■ **REQUIRED WORK**: Throughout the listing below, show every line in which "have" occurs.
*** Opening of ENTRIES SHOWN ***
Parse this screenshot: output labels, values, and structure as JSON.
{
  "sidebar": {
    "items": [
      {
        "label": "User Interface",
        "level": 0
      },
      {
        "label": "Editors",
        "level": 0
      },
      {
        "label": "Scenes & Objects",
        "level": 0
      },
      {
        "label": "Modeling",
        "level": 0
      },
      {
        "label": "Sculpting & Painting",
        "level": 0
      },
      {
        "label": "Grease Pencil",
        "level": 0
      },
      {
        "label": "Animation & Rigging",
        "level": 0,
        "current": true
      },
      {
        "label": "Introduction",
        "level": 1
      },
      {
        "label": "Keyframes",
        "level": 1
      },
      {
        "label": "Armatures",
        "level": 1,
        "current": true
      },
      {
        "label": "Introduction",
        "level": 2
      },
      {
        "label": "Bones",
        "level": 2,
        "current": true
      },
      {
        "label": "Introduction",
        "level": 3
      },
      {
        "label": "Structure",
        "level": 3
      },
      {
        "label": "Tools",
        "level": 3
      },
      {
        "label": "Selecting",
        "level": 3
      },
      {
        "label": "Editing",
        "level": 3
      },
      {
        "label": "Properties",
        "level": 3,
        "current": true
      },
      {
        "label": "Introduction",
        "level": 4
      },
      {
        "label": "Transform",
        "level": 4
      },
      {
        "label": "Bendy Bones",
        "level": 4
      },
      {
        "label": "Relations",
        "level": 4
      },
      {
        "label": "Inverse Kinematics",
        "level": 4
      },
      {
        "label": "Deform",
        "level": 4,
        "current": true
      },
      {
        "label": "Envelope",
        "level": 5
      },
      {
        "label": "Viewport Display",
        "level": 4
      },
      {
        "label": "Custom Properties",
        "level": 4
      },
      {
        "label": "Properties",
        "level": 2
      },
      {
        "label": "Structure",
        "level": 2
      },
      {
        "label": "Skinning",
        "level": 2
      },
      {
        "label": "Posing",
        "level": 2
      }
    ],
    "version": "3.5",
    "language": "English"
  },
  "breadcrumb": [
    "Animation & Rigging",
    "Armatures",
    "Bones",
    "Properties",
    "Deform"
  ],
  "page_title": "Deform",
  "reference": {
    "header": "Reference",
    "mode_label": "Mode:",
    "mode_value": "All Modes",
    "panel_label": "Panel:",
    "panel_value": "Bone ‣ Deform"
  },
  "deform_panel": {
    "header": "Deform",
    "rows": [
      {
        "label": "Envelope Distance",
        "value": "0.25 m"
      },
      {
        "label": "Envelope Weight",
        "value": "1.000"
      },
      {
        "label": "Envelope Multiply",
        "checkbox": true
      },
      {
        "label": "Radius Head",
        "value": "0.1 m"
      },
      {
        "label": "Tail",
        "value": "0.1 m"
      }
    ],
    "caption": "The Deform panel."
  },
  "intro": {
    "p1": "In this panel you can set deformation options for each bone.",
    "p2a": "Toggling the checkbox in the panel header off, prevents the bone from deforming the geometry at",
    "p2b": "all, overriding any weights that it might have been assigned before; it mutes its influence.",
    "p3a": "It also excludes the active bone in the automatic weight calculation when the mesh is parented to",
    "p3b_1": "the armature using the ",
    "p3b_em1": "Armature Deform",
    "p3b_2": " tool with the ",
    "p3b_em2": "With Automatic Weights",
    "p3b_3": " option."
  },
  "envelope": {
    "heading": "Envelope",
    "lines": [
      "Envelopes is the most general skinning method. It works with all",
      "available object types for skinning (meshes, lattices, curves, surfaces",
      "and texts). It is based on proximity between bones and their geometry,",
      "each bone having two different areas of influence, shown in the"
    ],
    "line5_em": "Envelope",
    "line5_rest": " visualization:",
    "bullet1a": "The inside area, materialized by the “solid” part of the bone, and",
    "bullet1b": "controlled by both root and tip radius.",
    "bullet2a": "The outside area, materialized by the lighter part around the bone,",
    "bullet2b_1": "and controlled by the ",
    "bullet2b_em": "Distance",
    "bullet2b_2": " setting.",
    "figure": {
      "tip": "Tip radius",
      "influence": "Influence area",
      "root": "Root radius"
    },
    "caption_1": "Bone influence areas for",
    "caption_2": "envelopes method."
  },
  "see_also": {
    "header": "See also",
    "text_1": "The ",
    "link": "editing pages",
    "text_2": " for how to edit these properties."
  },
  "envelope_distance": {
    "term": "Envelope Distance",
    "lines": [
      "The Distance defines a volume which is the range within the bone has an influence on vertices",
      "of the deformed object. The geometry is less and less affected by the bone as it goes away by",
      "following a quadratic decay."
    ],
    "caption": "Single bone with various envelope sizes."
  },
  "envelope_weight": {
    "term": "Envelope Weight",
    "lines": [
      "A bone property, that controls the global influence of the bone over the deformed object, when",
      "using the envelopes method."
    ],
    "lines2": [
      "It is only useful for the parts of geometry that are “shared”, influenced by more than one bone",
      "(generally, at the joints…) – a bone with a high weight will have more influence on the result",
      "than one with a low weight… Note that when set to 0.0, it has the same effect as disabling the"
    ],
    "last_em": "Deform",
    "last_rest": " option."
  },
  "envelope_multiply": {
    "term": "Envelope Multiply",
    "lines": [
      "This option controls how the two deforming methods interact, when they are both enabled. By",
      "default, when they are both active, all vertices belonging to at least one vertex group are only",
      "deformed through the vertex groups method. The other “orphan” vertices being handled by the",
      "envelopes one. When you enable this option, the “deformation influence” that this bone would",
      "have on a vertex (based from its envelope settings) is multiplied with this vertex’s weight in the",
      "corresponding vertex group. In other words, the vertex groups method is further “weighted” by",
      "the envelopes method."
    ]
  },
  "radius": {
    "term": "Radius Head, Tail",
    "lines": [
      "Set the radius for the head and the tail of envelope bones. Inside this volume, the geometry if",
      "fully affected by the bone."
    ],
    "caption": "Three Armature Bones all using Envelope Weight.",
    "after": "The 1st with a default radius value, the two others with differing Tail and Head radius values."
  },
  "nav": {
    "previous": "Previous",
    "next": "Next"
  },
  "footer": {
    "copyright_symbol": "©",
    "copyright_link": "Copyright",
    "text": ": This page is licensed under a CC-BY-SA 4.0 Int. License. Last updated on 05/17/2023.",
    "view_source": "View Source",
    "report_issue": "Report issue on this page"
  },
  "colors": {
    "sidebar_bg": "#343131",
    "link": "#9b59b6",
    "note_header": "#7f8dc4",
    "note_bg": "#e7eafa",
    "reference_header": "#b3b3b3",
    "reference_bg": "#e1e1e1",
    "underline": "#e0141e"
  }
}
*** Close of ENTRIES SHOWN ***
■ **REPLY TO THE TASK**:
    "p2b": "all, overriding any weights that it might have been assigned before; it mutes its influence.",
      "(generally, at the joints…) – a bone with a high weight will have more influence on the result",
      "have on a vertex (based from its envelope settings) is multiplied with this vertex’s weight in the",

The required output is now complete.